Excerpts from an interface dataset:

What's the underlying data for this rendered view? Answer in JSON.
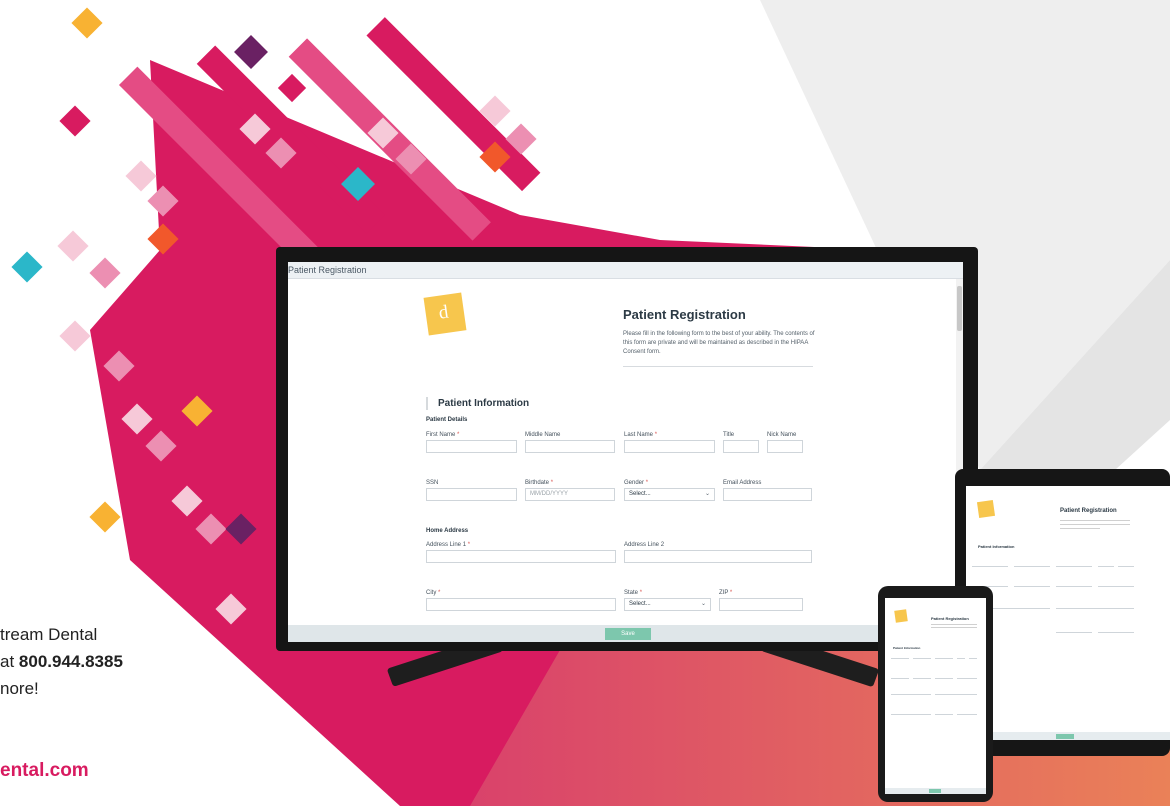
{
  "colors": {
    "magenta": "#d81b60",
    "orange": "#f1582b",
    "yellow": "#f8b233",
    "teal": "#2bb7c9",
    "purple": "#6a2163",
    "pink_light": "#f6c9d8",
    "coral": "#e9735c",
    "accent_green": "#7dc7ad",
    "logo_yellow": "#f7c64d"
  },
  "window": {
    "title": "Patient Registration"
  },
  "logo": {
    "letter": "d"
  },
  "form": {
    "title": "Patient Registration",
    "intro": "Please fill in the following form to the best of your ability. The contents of this form are private and will be maintained as described in the HIPAA Consent form.",
    "section_title": "Patient Information",
    "details_title": "Patient Details",
    "home_address_title": "Home Address",
    "required_mark": "*",
    "fields": {
      "first_name": "First Name",
      "middle_name": "Middle Name",
      "last_name": "Last Name",
      "title": "Title",
      "nick_name": "Nick Name",
      "ssn": "SSN",
      "birthdate": "Birthdate",
      "birthdate_placeholder": "MM/DD/YYYY",
      "gender": "Gender",
      "gender_value": "Select...",
      "email": "Email Address",
      "address1": "Address Line 1",
      "address2": "Address Line 2",
      "city": "City",
      "state": "State",
      "state_value": "Select...",
      "zip": "ZIP"
    },
    "submit_label": "Save"
  },
  "side_copy": {
    "line1": "tream Dental",
    "line2_prefix": "at ",
    "phone": "800.944.8385",
    "line3": "nore!",
    "url": "ental.com"
  },
  "icons": {
    "dropdown": "chevron-down-icon"
  },
  "chevron_glyph": "⌄"
}
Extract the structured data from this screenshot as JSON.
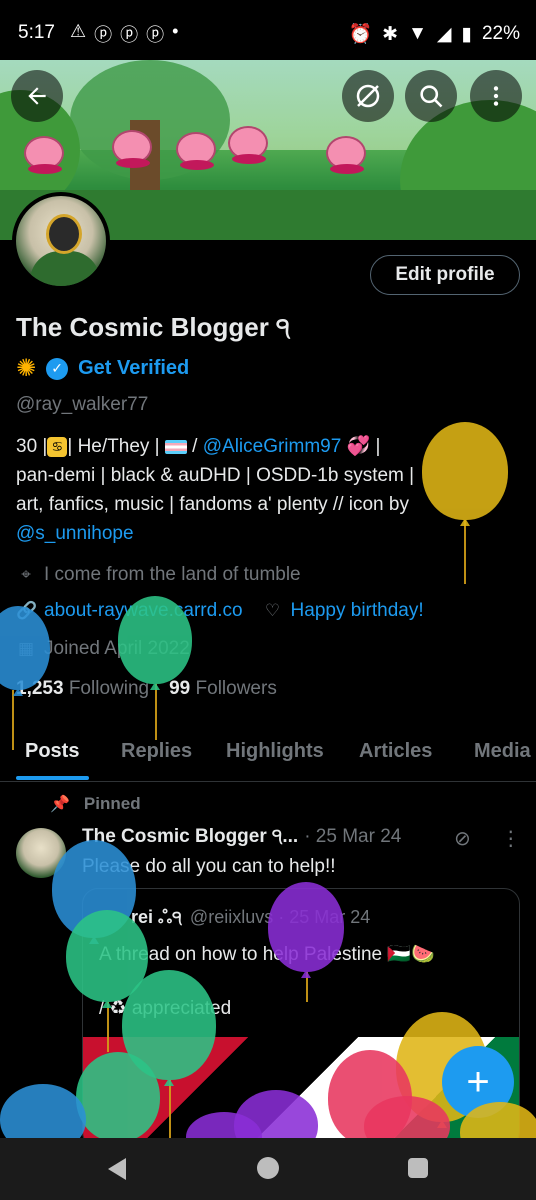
{
  "status_bar": {
    "time": "5:17",
    "battery": "22%"
  },
  "header": {
    "back_label": "Back",
    "search_label": "Search",
    "more_label": "More"
  },
  "profile": {
    "edit_button": "Edit profile",
    "display_name": "The Cosmic Blogger ੧",
    "get_verified": "Get Verified",
    "handle": "@ray_walker77",
    "bio": {
      "line1_prefix": "30 |",
      "line1_mid": "| He/They |",
      "line1_slash": " / ",
      "line1_mention": "@AliceGrimm97",
      "line1_suffix": " 💞 |",
      "line2": "pan-demi | black & auDHD | OSDD-1b system |",
      "line3": "art, fanfics, music | fandoms a' plenty // icon by",
      "line4_mention": "@s_unnihope"
    },
    "location": "I come from the land of tumble",
    "website": "about-raywave.carrd.co",
    "birthday": "Happy birthday!",
    "joined": "Joined April 2022",
    "following_count": "1,253",
    "following_label": "Following",
    "followers_count": "99",
    "followers_label": "Followers"
  },
  "tabs": [
    "Posts",
    "Replies",
    "Highlights",
    "Articles",
    "Media"
  ],
  "pinned_post": {
    "pinned_label": "Pinned",
    "author": "The Cosmic Blogger ੧...",
    "date": "· 25 Mar 24",
    "text": "Please do all you can to help!!",
    "quote": {
      "name": "rei ஃ੧",
      "meta": "@reiixluvs · 25 Mar 24",
      "text": "A thread on how to help Palestine 🇵🇸🍉",
      "text2": "/ ♻ appreciated"
    }
  },
  "fab_label": "+",
  "colors": {
    "accent": "#1d9bf0",
    "background": "#000000",
    "muted": "#71767b"
  }
}
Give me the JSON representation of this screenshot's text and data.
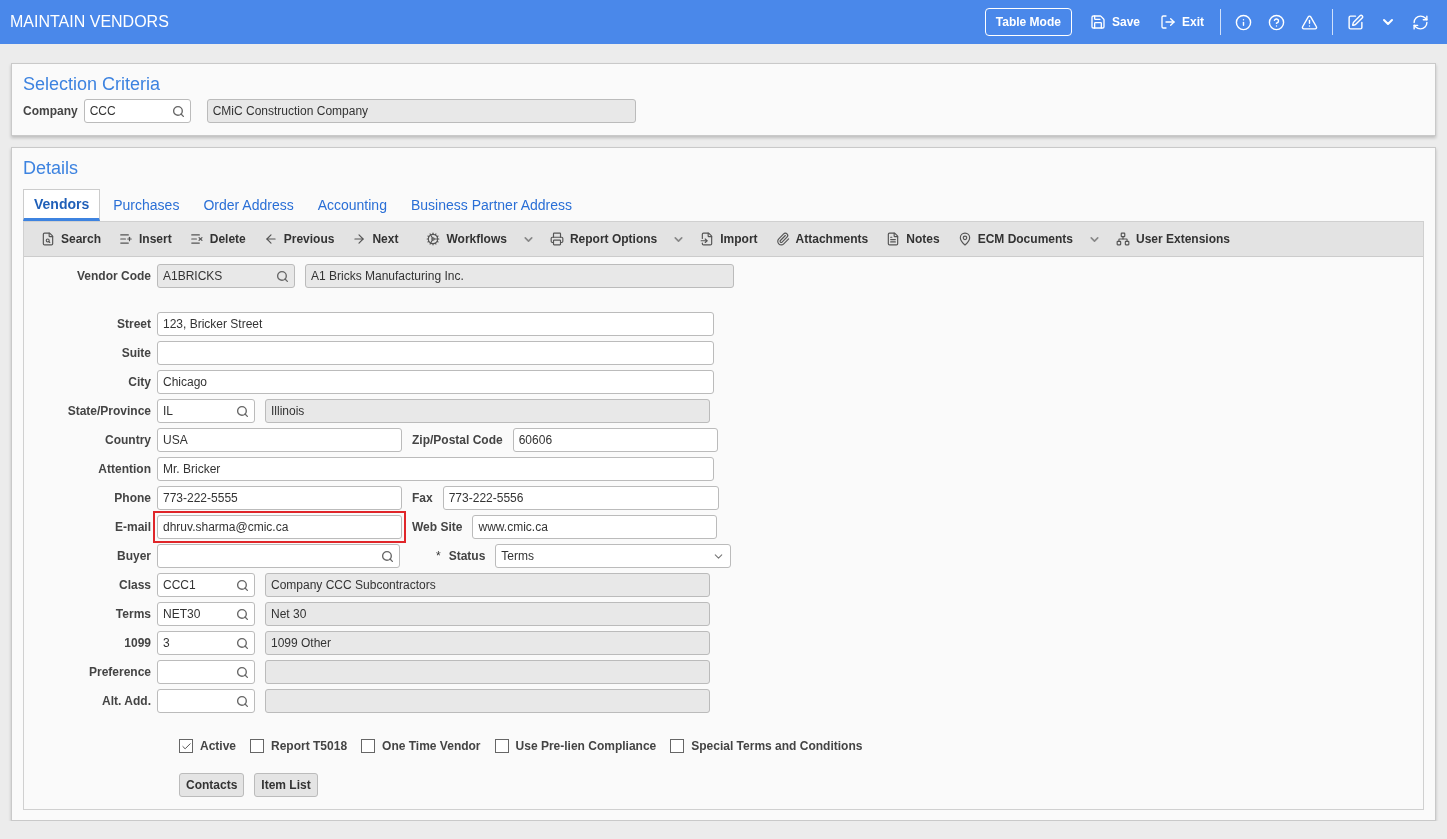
{
  "header": {
    "title": "MAINTAIN VENDORS",
    "table_mode": "Table Mode",
    "save": "Save",
    "exit": "Exit"
  },
  "selection": {
    "title": "Selection Criteria",
    "label": "Company",
    "value": "CCC",
    "description": "CMiC Construction Company"
  },
  "details": {
    "title": "Details",
    "tabs": [
      {
        "label": "Vendors",
        "selected": true
      },
      {
        "label": "Purchases",
        "selected": false
      },
      {
        "label": "Order Address",
        "selected": false
      },
      {
        "label": "Accounting",
        "selected": false
      },
      {
        "label": "Business Partner Address",
        "selected": false
      }
    ],
    "toolbar": [
      {
        "label": "Search",
        "dropdown": false
      },
      {
        "label": "Insert",
        "dropdown": false
      },
      {
        "label": "Delete",
        "dropdown": false
      },
      {
        "label": "Previous",
        "dropdown": false
      },
      {
        "label": "Next",
        "dropdown": false
      },
      {
        "label": "Workflows",
        "dropdown": true
      },
      {
        "label": "Report Options",
        "dropdown": true
      },
      {
        "label": "Import",
        "dropdown": false
      },
      {
        "label": "Attachments",
        "dropdown": false
      },
      {
        "label": "Notes",
        "dropdown": false
      },
      {
        "label": "ECM Documents",
        "dropdown": true
      },
      {
        "label": "User Extensions",
        "dropdown": false
      }
    ],
    "vendor_code": {
      "label": "Vendor Code",
      "value": "A1BRICKS",
      "description": "A1 Bricks Manufacturing Inc."
    },
    "rows": [
      {
        "kind": "text",
        "label": "Street",
        "value": "123, Bricker Street"
      },
      {
        "kind": "text",
        "label": "Suite"
      },
      {
        "kind": "text",
        "label": "City",
        "value": "Chicago"
      },
      {
        "kind": "lookup",
        "label": "State/Province",
        "value": "IL",
        "description": "Illinois"
      },
      {
        "kind": "pair",
        "label": "Country",
        "value": "USA",
        "label2": "Zip/Postal Code",
        "value2": "60606",
        "highlighted": false
      },
      {
        "kind": "text",
        "label": "Attention",
        "value": "Mr. Bricker"
      },
      {
        "kind": "pair",
        "label": "Phone",
        "value": "773-222-5555",
        "label2": "Fax",
        "value2": "773-222-5556",
        "highlighted": false
      },
      {
        "kind": "pair",
        "label": "E-mail",
        "value": "dhruv.sharma@cmic.ca",
        "label2": "Web Site",
        "value2": "www.cmic.ca",
        "highlighted": true
      },
      {
        "kind": "status",
        "label": "Buyer",
        "mark": "*",
        "label2": "Status",
        "value2": "Terms"
      },
      {
        "kind": "lookup",
        "label": "Class",
        "value": "CCC1",
        "description": "Company CCC Subcontractors"
      },
      {
        "kind": "lookup",
        "label": "Terms",
        "value": "NET30",
        "description": "Net 30"
      },
      {
        "kind": "lookup",
        "label": "1099",
        "value": "3",
        "description": "1099 Other"
      },
      {
        "kind": "lookup",
        "label": "Preference"
      },
      {
        "kind": "lookup",
        "label": "Alt. Add."
      }
    ],
    "checkboxes": [
      {
        "label": "Active",
        "checked": true
      },
      {
        "label": "Report T5018",
        "checked": false
      },
      {
        "label": "One Time Vendor",
        "checked": false
      },
      {
        "label": "Use Pre-lien Compliance",
        "checked": false
      },
      {
        "label": "Special Terms and Conditions",
        "checked": false
      }
    ],
    "buttons": [
      "Contacts",
      "Item List"
    ]
  }
}
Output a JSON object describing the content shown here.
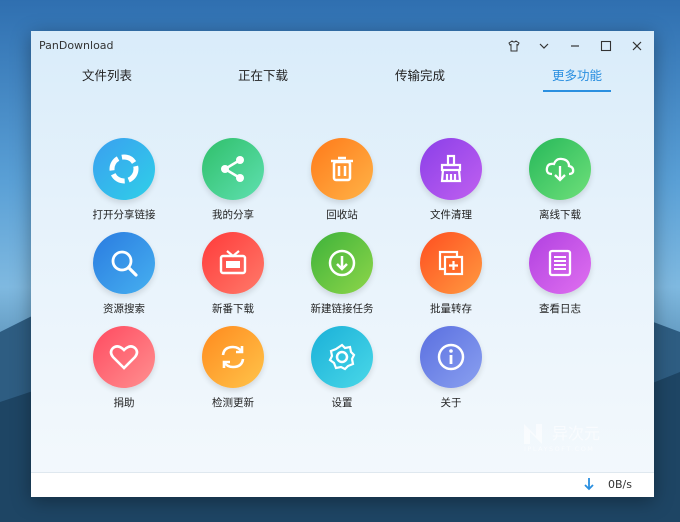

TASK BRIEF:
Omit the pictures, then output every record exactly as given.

OUTPUT:
What's the underlying data for this rendered view? Answer in JSON.
{
  "colors": {
    "magenta": "#d81b60",
    "orange": "#f1582b",
    "yellow": "#f8b233",
    "teal": "#2bb7c9",
    "purple": "#6a2163",
    "pink_light": "#f6c9d8",
    "coral": "#e9735c",
    "accent_green": "#7dc7ad",
    "logo_yellow": "#f7c64d"
  },
  "window": {
    "title": "Patient Registration"
  },
  "logo": {
    "letter": "d"
  },
  "form": {
    "title": "Patient Registration",
    "intro": "Please fill in the following form to the best of your ability. The contents of this form are private and will be maintained as described in the HIPAA Consent form.",
    "section_title": "Patient Information",
    "details_title": "Patient Details",
    "home_address_title": "Home Address",
    "required_mark": "*",
    "fields": {
      "first_name": "First Name",
      "middle_name": "Middle Name",
      "last_name": "Last Name",
      "title": "Title",
      "nick_name": "Nick Name",
      "ssn": "SSN",
      "birthdate": "Birthdate",
      "birthdate_placeholder": "MM/DD/YYYY",
      "gender": "Gender",
      "gender_value": "Select...",
      "email": "Email Address",
      "address1": "Address Line 1",
      "address2": "Address Line 2",
      "city": "City",
      "state": "State",
      "state_value": "Select...",
      "zip": "ZIP"
    },
    "submit_label": "Save"
  },
  "side_copy": {
    "line1": "tream Dental",
    "line2_prefix": "at ",
    "phone": "800.944.8385",
    "line3": "nore!",
    "url": "ental.com"
  },
  "icons": {
    "dropdown": "chevron-down-icon"
  },
  "chevron_glyph": "⌄"
}
Extract the structured data from this screenshot as JSON.
{
  "status_bar": {
    "time": "5:17",
    "battery": "22%"
  },
  "header": {
    "back_label": "Back",
    "search_label": "Search",
    "more_label": "More"
  },
  "profile": {
    "edit_button": "Edit profile",
    "display_name": "The Cosmic Blogger ੧",
    "get_verified": "Get Verified",
    "handle": "@ray_walker77",
    "bio": {
      "line1_prefix": "30 |",
      "line1_mid": "| He/They |",
      "line1_slash": " / ",
      "line1_mention": "@AliceGrimm97",
      "line1_suffix": " 💞 |",
      "line2": "pan-demi | black & auDHD | OSDD-1b system |",
      "line3": "art, fanfics, music | fandoms a' plenty // icon by",
      "line4_mention": "@s_unnihope"
    },
    "location": "I come from the land of tumble",
    "website": "about-raywave.carrd.co",
    "birthday": "Happy birthday!",
    "joined": "Joined April 2022",
    "following_count": "1,253",
    "following_label": "Following",
    "followers_count": "99",
    "followers_label": "Followers"
  },
  "tabs": [
    "Posts",
    "Replies",
    "Highlights",
    "Articles",
    "Media"
  ],
  "pinned_post": {
    "pinned_label": "Pinned",
    "author": "The Cosmic Blogger ੧...",
    "date": "· 25 Mar 24",
    "text": "Please do all you can to help!!",
    "quote": {
      "name": "rei ஃ੧",
      "meta": "@reiixluvs · 25 Mar 24",
      "text": "A thread on how to help Palestine 🇵🇸🍉",
      "text2": "/ ♻ appreciated"
    }
  },
  "fab_label": "+",
  "colors": {
    "accent": "#1d9bf0",
    "background": "#000000",
    "muted": "#71767b"
  }
}
Give me the JSON representation of this screenshot's text and data.
{
  "header": {
    "title": "MAINTAIN VENDORS",
    "table_mode": "Table Mode",
    "save": "Save",
    "exit": "Exit"
  },
  "selection": {
    "title": "Selection Criteria",
    "label": "Company",
    "value": "CCC",
    "description": "CMiC Construction Company"
  },
  "details": {
    "title": "Details",
    "tabs": [
      {
        "label": "Vendors",
        "selected": true
      },
      {
        "label": "Purchases",
        "selected": false
      },
      {
        "label": "Order Address",
        "selected": false
      },
      {
        "label": "Accounting",
        "selected": false
      },
      {
        "label": "Business Partner Address",
        "selected": false
      }
    ],
    "toolbar": [
      {
        "label": "Search",
        "dropdown": false
      },
      {
        "label": "Insert",
        "dropdown": false
      },
      {
        "label": "Delete",
        "dropdown": false
      },
      {
        "label": "Previous",
        "dropdown": false
      },
      {
        "label": "Next",
        "dropdown": false
      },
      {
        "label": "Workflows",
        "dropdown": true
      },
      {
        "label": "Report Options",
        "dropdown": true
      },
      {
        "label": "Import",
        "dropdown": false
      },
      {
        "label": "Attachments",
        "dropdown": false
      },
      {
        "label": "Notes",
        "dropdown": false
      },
      {
        "label": "ECM Documents",
        "dropdown": true
      },
      {
        "label": "User Extensions",
        "dropdown": false
      }
    ],
    "vendor_code": {
      "label": "Vendor Code",
      "value": "A1BRICKS",
      "description": "A1 Bricks Manufacturing Inc."
    },
    "rows": [
      {
        "kind": "text",
        "label": "Street",
        "value": "123, Bricker Street"
      },
      {
        "kind": "text",
        "label": "Suite"
      },
      {
        "kind": "text",
        "label": "City",
        "value": "Chicago"
      },
      {
        "kind": "lookup",
        "label": "State/Province",
        "value": "IL",
        "description": "Illinois"
      },
      {
        "kind": "pair",
        "label": "Country",
        "value": "USA",
        "label2": "Zip/Postal Code",
        "value2": "60606",
        "highlighted": false
      },
      {
        "kind": "text",
        "label": "Attention",
        "value": "Mr. Bricker"
      },
      {
        "kind": "pair",
        "label": "Phone",
        "value": "773-222-5555",
        "label2": "Fax",
        "value2": "773-222-5556",
        "highlighted": false
      },
      {
        "kind": "pair",
        "label": "E-mail",
        "value": "dhruv.sharma@cmic.ca",
        "label2": "Web Site",
        "value2": "www.cmic.ca",
        "highlighted": true
      },
      {
        "kind": "status",
        "label": "Buyer",
        "mark": "*",
        "label2": "Status",
        "value2": "Terms"
      },
      {
        "kind": "lookup",
        "label": "Class",
        "value": "CCC1",
        "description": "Company CCC Subcontractors"
      },
      {
        "kind": "lookup",
        "label": "Terms",
        "value": "NET30",
        "description": "Net 30"
      },
      {
        "kind": "lookup",
        "label": "1099",
        "value": "3",
        "description": "1099 Other"
      },
      {
        "kind": "lookup",
        "label": "Preference"
      },
      {
        "kind": "lookup",
        "label": "Alt. Add."
      }
    ],
    "checkboxes": [
      {
        "label": "Active",
        "checked": true
      },
      {
        "label": "Report T5018",
        "checked": false
      },
      {
        "label": "One Time Vendor",
        "checked": false
      },
      {
        "label": "Use Pre-lien Compliance",
        "checked": false
      },
      {
        "label": "Special Terms and Conditions",
        "checked": false
      }
    ],
    "buttons": [
      "Contacts",
      "Item List"
    ]
  }
}
Output a JSON object describing the content shown here.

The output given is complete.